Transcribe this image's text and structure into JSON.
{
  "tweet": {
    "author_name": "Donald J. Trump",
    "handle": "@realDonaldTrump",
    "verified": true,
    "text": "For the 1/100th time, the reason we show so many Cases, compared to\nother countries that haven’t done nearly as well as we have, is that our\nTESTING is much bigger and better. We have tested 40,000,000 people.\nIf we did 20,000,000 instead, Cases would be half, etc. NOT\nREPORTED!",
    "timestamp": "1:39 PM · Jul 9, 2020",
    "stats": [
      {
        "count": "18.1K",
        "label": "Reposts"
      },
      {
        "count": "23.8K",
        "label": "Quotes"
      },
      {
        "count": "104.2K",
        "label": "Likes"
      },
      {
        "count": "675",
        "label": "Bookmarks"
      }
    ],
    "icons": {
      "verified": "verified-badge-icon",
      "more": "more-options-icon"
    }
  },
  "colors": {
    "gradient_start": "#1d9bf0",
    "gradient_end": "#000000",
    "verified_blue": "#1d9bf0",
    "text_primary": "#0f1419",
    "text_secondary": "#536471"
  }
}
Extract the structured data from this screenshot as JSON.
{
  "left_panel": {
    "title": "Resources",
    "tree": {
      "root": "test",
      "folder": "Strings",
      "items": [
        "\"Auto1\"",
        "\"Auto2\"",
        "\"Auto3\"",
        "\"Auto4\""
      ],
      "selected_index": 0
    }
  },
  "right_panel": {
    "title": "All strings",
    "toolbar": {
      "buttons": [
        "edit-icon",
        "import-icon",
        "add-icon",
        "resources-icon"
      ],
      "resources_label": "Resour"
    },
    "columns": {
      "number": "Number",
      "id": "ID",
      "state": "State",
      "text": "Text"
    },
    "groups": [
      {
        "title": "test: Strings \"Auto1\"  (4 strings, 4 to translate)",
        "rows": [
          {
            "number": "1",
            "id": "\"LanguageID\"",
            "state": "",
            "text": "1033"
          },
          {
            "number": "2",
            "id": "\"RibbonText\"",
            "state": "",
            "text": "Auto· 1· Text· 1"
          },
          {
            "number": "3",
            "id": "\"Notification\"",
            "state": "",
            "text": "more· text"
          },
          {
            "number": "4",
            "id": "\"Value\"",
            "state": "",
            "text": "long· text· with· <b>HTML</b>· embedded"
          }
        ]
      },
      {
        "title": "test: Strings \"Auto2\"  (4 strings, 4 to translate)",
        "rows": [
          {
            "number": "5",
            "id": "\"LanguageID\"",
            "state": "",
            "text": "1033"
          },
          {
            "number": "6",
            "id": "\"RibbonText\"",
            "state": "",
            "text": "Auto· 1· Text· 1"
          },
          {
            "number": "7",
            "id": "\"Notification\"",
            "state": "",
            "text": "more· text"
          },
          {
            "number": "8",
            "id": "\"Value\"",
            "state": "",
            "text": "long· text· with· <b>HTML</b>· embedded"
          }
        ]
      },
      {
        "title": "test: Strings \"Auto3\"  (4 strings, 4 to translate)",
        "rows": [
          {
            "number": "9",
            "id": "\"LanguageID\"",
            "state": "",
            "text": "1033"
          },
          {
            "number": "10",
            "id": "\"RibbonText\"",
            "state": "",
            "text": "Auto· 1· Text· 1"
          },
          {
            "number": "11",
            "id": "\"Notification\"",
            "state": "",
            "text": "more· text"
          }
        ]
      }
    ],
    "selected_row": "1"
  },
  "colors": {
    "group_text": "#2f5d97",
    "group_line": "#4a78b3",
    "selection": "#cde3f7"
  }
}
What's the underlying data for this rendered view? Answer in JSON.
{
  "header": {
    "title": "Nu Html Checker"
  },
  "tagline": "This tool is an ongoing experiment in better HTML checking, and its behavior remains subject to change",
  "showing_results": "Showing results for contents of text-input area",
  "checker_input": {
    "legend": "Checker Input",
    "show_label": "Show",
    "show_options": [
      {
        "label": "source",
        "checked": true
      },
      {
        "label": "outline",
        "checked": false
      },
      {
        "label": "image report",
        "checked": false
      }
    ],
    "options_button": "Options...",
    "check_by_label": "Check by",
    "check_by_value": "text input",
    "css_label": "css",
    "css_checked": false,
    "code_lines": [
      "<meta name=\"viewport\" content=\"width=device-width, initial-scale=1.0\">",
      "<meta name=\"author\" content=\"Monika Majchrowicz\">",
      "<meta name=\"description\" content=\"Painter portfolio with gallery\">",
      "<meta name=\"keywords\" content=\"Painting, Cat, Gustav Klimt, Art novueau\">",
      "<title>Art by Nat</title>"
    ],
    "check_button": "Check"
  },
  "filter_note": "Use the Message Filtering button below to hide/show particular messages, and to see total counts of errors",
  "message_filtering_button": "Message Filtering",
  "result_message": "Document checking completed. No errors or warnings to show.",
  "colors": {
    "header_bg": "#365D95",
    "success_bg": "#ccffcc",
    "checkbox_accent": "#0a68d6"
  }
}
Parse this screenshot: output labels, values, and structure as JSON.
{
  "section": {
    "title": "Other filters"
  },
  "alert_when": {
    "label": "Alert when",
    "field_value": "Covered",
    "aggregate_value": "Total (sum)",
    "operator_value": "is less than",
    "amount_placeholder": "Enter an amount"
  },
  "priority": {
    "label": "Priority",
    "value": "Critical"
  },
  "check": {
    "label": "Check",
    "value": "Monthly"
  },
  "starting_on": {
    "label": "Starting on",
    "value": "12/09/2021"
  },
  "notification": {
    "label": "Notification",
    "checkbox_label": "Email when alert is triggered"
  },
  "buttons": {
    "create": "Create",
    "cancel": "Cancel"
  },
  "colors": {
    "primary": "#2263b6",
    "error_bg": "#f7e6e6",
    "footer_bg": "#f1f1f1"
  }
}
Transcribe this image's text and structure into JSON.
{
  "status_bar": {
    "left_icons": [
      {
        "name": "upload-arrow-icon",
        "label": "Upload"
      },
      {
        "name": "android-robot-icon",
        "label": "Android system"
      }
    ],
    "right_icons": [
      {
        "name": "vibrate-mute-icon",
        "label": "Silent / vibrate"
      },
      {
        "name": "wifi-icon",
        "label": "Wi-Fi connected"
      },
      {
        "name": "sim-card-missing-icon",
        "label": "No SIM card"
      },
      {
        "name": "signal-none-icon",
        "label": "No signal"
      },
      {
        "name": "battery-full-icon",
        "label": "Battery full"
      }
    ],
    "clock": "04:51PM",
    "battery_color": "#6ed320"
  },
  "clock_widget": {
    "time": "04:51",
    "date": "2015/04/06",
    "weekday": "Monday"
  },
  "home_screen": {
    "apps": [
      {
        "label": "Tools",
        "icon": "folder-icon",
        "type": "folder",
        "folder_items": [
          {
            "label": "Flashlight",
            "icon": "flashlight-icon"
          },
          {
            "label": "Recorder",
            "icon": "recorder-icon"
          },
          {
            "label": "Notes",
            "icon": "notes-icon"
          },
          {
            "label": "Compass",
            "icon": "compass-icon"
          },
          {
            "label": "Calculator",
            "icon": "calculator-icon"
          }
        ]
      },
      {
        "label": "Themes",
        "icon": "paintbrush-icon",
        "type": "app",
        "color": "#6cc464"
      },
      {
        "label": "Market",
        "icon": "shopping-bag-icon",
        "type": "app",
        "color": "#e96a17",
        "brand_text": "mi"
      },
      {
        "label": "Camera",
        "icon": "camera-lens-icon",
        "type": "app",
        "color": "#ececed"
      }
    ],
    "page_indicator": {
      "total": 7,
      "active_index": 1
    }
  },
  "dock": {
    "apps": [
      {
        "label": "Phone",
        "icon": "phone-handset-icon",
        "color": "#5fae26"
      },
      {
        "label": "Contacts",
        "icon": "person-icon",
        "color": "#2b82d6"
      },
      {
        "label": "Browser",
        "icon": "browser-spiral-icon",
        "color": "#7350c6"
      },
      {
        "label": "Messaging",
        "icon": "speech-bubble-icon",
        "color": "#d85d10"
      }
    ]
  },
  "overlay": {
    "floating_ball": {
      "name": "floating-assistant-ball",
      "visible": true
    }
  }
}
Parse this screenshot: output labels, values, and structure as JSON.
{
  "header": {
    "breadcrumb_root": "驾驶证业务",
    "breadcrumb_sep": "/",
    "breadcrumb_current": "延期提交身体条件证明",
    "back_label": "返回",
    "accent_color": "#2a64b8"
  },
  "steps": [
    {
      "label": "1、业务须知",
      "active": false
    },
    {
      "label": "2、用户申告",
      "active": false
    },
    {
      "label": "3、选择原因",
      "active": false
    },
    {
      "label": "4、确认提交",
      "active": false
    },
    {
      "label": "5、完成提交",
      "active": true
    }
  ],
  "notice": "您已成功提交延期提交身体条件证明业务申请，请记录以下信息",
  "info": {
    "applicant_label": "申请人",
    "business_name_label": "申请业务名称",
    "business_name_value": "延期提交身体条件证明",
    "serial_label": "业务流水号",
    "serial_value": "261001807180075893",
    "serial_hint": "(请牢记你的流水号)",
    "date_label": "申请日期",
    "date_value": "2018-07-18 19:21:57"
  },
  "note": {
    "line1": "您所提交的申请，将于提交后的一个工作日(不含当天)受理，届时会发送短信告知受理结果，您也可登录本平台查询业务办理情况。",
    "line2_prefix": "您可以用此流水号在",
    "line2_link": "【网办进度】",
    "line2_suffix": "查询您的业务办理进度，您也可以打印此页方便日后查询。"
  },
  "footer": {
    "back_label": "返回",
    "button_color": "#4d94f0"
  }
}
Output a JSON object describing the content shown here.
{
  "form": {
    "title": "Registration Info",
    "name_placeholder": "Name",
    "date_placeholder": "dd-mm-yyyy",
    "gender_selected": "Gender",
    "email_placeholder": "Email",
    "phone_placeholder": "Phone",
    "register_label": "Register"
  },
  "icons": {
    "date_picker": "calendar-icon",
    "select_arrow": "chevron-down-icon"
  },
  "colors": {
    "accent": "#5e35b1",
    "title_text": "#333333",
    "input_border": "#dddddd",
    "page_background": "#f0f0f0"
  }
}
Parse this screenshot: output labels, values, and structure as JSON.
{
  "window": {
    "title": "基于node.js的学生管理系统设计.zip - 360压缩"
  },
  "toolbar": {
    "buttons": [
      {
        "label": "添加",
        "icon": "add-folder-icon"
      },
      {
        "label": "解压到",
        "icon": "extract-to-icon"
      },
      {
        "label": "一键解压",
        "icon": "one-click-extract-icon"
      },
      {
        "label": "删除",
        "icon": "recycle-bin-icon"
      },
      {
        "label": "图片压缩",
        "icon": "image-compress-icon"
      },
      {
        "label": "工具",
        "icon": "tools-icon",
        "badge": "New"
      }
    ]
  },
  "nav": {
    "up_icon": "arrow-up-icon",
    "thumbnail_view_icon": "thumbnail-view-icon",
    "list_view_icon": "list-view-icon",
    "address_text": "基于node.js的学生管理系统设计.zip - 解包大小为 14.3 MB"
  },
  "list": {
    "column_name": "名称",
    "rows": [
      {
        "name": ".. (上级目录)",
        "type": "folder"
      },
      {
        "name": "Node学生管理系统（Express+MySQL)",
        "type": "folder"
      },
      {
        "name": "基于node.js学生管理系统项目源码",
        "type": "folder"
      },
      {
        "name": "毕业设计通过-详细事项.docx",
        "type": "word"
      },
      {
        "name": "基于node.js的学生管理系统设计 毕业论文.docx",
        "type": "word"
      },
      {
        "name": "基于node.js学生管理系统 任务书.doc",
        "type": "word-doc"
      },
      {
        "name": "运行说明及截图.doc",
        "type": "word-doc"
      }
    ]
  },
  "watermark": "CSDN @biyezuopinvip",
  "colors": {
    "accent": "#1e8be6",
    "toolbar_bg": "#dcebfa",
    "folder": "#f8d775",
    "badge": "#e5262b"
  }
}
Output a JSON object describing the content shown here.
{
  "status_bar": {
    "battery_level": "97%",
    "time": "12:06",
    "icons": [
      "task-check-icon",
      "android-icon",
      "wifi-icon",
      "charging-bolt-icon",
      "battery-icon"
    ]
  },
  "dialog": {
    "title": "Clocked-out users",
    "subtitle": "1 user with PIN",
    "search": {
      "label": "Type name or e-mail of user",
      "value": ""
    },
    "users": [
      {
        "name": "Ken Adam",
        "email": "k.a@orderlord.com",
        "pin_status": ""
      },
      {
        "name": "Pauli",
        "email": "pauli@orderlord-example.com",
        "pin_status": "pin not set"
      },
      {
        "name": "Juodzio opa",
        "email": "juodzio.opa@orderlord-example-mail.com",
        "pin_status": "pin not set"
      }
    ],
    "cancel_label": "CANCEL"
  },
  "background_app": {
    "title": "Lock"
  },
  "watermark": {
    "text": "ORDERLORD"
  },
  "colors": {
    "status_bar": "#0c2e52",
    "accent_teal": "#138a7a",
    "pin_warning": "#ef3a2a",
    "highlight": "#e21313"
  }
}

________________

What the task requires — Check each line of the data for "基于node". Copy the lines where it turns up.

Worked solution —
    "title": "基于node.js的学生管理系统设计.zip - 360压缩"
    "address_text": "基于node.js的学生管理系统设计.zip - 解包大小为 14.3 MB"
        "name": "基于node.js学生管理系统项目源码",
        "name": "基于node.js的学生管理系统设计 毕业论文.docx",
        "name": "基于node.js学生管理系统 任务书.doc",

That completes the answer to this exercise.